> the remainder of this text details my rationale for desiring a more
> clear delegation of responsibilities between these two documents:
> 
> I suggest that draft-ietf-quic-transport should describe a (semi formal)
> interface between the transport component and the cryptographic component, 
> by listing a series of criteria for the handshake and the packet protection..
> The draft-ietf-quic-tls would be an implementation meeting these criteria and
> the draft-ietf-quic-transport should reference draft-ietf-quic-tls as an example.
> 
> Essentially the standard would become a version of quic-transport instantiated with a version of quic-tls.
> 
> The advantages of having a more clear relation between the two documents include:
> 
> 1. Allowing the documents to evolve independently,
>    by having changes to the internals of the TLS document not affect the transport document.
> 
> 2. Encourage people to create implementations which better separate the two,
>    which might make it easier to swap in different / future implementations of the handshake & packet protection.
> 
> 3. Clearly stating what properties we expect the handshake and packet protection to satisfy.
>    This might also make formal analysis easier, by showing that the TLS instantiation satisfies these properties.
>    We might even be able to state what a handshake should satisfy formally in a proof assistant.
> 
> 4. Permitting the construction of alternate handshakes satisfying the criteria.
> 
> I have compiled a list of some sections which currently violate this relation:
> 
> ------
> 
> The "Key Phase Bit" is mentioned in the draft-ietf-quic-transport document,
> but not described herein, instead the document refers to draft-ietf-quic-tls.
> 
> It is unclear if this bit has any definition outside a QUIC + TLS context,
> instead it could be a "PACKET_PROTECTION_FLAG" bit in the transport document,
> which is used as the "KEY_PHASE" bit in the QUIC-TLS instantiation of
> the handshake & packet protection.
> 
> ------
> 
> "The packet number has confidentiality protection separate from
>  packet protection, as described in Section 5.6 of [QUIC-TLS]."
> 
> Could be replaced with something like:

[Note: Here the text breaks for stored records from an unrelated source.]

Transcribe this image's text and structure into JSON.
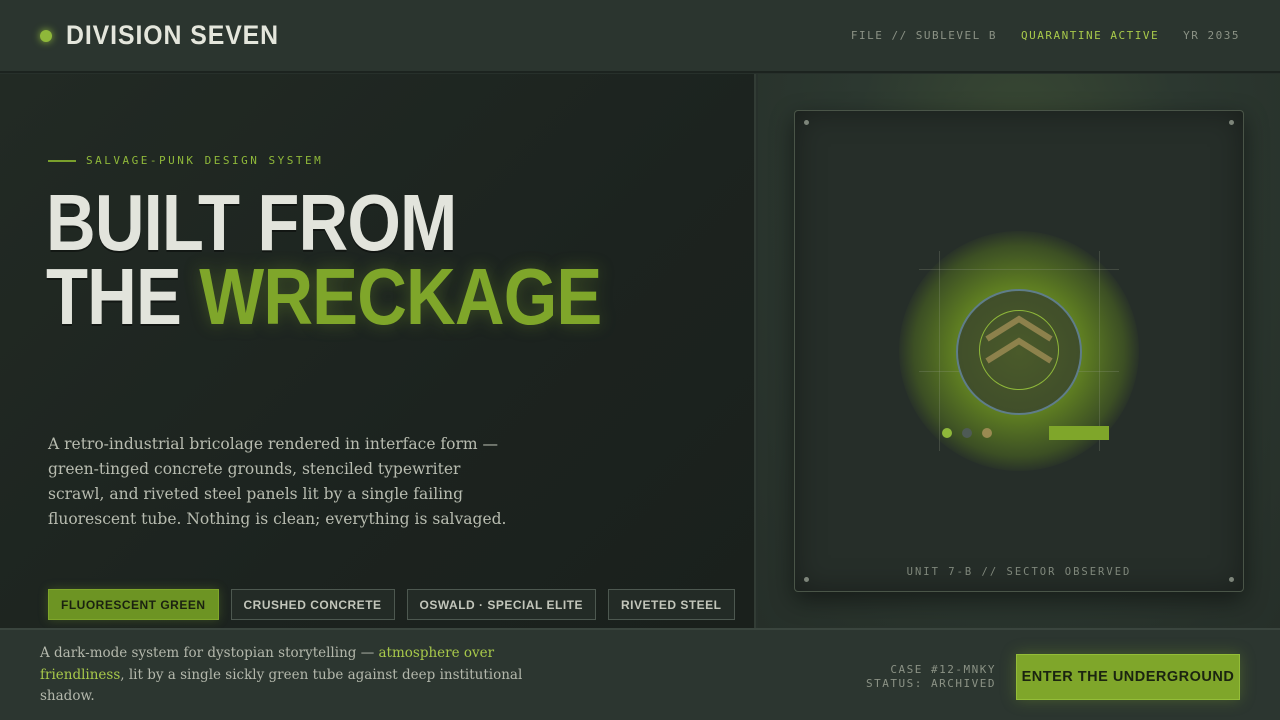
{
  "header": {
    "brand": "DIVISION SEVEN",
    "meta": [
      {
        "label": "FILE // SUBLEVEL B"
      },
      {
        "label": "QUARANTINE ACTIVE"
      },
      {
        "label": "YR 2035"
      }
    ]
  },
  "hero": {
    "eyebrow": "SALVAGE-PUNK DESIGN SYSTEM",
    "headline_line1": "BUILT FROM",
    "headline_line2_prefix": "THE ",
    "headline_line2_accent": "WRECKAGE",
    "description": "A retro-industrial bricolage rendered in interface form — green-tinged concrete grounds, stenciled typewriter scrawl, and riveted steel panels lit by a single failing fluorescent tube. Nothing is clean; everything is salvaged.",
    "tags": [
      {
        "label": "FLUORESCENT GREEN",
        "active": true
      },
      {
        "label": "CRUSHED CONCRETE",
        "active": false
      },
      {
        "label": "OSWALD · SPECIAL ELITE",
        "active": false
      },
      {
        "label": "RIVETED STEEL",
        "active": false
      }
    ]
  },
  "monitor": {
    "caption": "UNIT 7-B // SECTOR OBSERVED"
  },
  "footer": {
    "text_prefix": "A dark-mode system for dystopian storytelling — ",
    "text_highlight": "atmosphere over friendliness",
    "text_suffix": ", lit by a single sickly green tube against deep institutional shadow.",
    "case_line1": "CASE #12-MNKY",
    "case_line2": "STATUS: ARCHIVED",
    "cta_label": "ENTER THE UNDERGROUND"
  },
  "colors": {
    "accent": "#7fa62a",
    "background": "#27302b",
    "panel": "#1c231f"
  }
}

> 
> "The protector MAY provide confidentiality for packet numbers.
>  This protection is separate from the packet protection and SHOULD achieve the following: XYZ.

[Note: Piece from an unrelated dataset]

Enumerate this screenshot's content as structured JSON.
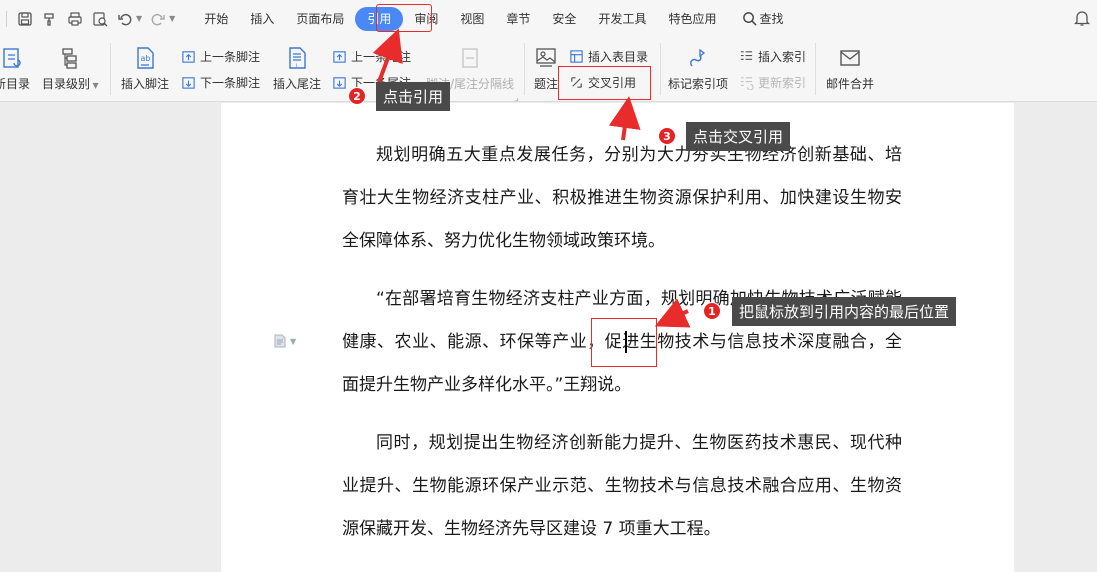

> 
>  Example:
>  The TLS based handshake [QUIC-TLS], section is one example which satisfies the aforementioned properties."
> 
> ------
> 
> "The payload is protected using authenticated encryption.
>  [QUIC-TLS] describes packet protection in detail.  After decryption, the
>  plaintext consists of a sequence of frames, as described in
>  Section 5."
> 
> Might become:
> 
> "The payload is protected using authenticated encryption
>  offering at least 128-bits of security, using the packet header as AD and ...
> 
>  Example:
>  [QUIC-TLS], section A.B.C, describes in detail an implementation satisfying these criteria"
> 
> ------
> 
> "For the most part, the cryptographic handshake protocol [QUIC-TLS] is
>  responsible for detecting tampering during the handshake, though
>  additional validation is required for version negotiation (see Section 6.6.4)."
> 
> QUIC-TLS is referred to as THE cryptographic handshake,instead we should
> aim to have a section more in the vain of:
> 
> "The cryptographic handshake MUST ensure that XYZ
>  Additional validation is required for version negotiation (see Section 6.6.4)."
> 
> Examples of XYZ, might include the authenticity of all data sent in CRYPTO frames.
> 
> ------
> 
> "The Initial packet is protected by Initial keys as described in
> [QUIC-TLS]."
> 
> This should be part of the description of the packet protect
> requirements, something like:
> 
> "The packet protector MAY make an effort to obfuscate the contents of initial packets,
>  to help prevent version aware middleboxes from parsing...."
> 
> - Mathias
>